In April and May 2018, a salvage excavation was conducted at the site of el-Qubab (Permit No. A-8261; map ref. 195243–68/641985–2007) prior to the construction of a visitor center in Moshav Mishmar Ayyalon. The excavation, on behalf of the Israel Antiquities Authority, was directed by Y. Elisha with the assistance of R. Toueg. Also assisted M. Kahan (surveying and drafting), Y. Amrani (administration), A. Dagot (GPS), P. Gendelman (scientific oversight and pottery) and N. Zak (plans), as well as Y. Kornfeld and A. ‘Azab of the IAA Central District.
El-Qubab was the site of a village until 1948; the Leh
i Forrest covers today part of the site. Guerin (1868:56–59) noted that it lay at a distance of about two hours walk from Ramla and less than an hour’s walk from Lat
run. Past excavations at the site (En Gedi 2006 [Fig. 1: A-3361]; Glick 2006
[Fig. 1: A-3305]; Lupo 2010
[Fig. 1: A-4871]; Haiman 2014
[Fig. 1: A-5261]; Shachar 2019

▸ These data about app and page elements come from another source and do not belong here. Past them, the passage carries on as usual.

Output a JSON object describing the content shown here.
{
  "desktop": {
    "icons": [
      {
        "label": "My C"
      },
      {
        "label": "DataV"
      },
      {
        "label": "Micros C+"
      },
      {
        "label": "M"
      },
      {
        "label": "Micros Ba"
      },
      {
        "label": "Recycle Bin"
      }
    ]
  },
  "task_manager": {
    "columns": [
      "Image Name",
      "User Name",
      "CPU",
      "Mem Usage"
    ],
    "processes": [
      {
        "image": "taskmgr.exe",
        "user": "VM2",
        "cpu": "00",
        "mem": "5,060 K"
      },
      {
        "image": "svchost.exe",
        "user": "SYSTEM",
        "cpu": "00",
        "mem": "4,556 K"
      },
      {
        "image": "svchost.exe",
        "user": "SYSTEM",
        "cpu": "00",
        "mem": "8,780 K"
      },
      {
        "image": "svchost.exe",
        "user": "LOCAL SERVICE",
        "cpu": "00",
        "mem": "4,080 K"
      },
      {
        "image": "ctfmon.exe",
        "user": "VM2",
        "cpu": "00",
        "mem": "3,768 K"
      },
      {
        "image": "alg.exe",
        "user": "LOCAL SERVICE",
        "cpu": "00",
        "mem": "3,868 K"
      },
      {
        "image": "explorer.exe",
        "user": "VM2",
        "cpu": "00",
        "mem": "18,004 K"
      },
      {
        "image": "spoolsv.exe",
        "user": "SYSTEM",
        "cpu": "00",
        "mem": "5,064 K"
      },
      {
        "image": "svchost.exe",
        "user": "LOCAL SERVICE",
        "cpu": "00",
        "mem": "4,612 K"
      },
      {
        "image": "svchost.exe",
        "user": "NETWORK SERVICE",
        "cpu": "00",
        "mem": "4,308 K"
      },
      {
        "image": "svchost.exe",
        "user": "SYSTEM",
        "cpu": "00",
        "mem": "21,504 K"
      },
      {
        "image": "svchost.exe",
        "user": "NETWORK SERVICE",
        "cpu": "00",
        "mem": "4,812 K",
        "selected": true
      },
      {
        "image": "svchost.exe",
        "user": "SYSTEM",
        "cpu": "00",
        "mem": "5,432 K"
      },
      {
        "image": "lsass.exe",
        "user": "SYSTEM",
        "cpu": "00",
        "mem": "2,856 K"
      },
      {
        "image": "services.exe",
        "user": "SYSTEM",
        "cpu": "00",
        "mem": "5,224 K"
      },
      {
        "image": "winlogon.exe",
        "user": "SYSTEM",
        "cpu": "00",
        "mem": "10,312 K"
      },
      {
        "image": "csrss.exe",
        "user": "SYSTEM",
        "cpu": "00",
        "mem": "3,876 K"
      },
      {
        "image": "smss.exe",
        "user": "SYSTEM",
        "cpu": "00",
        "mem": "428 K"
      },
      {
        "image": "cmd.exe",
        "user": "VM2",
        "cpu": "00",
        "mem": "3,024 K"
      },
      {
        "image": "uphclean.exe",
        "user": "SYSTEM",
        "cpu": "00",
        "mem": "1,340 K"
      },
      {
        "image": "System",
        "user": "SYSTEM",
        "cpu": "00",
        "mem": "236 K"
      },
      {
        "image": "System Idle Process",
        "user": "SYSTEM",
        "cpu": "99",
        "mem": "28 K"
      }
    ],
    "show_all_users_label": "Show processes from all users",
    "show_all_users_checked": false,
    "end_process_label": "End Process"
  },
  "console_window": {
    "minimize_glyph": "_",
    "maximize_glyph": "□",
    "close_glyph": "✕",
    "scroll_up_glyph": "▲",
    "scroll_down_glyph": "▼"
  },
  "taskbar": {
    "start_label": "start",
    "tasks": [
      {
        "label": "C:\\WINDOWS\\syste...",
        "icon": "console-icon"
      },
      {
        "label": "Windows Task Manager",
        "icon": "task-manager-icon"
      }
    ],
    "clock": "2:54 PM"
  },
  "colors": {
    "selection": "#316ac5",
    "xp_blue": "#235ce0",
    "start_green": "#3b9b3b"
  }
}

[Fig. 1: A-7699]) yielded a burial cave from the Second Temple period; two cisterns from the Roman period; remains of walls from the Byzantine period; a cist tomb and another cistern, from the Roman or Byzantine period; as well as a field wall and settlement remains from the Ottoman period. Sherds from the Early Islamic and Mamluk periods were also discovered.
The excavation was situated near the western boundary of the site, on the eastern slopes of a hill, c. 500 m northwest of the previous excavation. Two squares were opened, revealing scant remains of two walls running in a genera northeast–southwest direction (W105—length c. 6 m, width 0.8 m; W106—length c. 3 m, max. width 1.1 m; Figs. 2, 3). The walls, which were built of fieldstone (c. 0.4 × 0.5 m) and preserved one-two courses high, were about 1 m apart and belonged to one or two structures. The damaged remains of two floors were identified on either side of W105: a packed-earth floor to its southeast (L103) and a floor made of small stones to its northwest (L104). No earlier architectural remains were identified in three probes dug under these floors. The few potsherds found in the excavation (not drawn) date from the Iron Age II and the Early Roman period.
As pervious excavations uncovered remains from the Early Roman period, this seems to be the date of the uncovered remains. The pottery from the Iron Age II may indicate the existence of a nearby settlement of this period yet to be discovered.
En Gedi M. 2006. El-Qubab. ‘Atiqot 51:55–67.
Guérin V. 1868. Description géographique, historique et archéologique de la Palestine I: Judée I. Paris.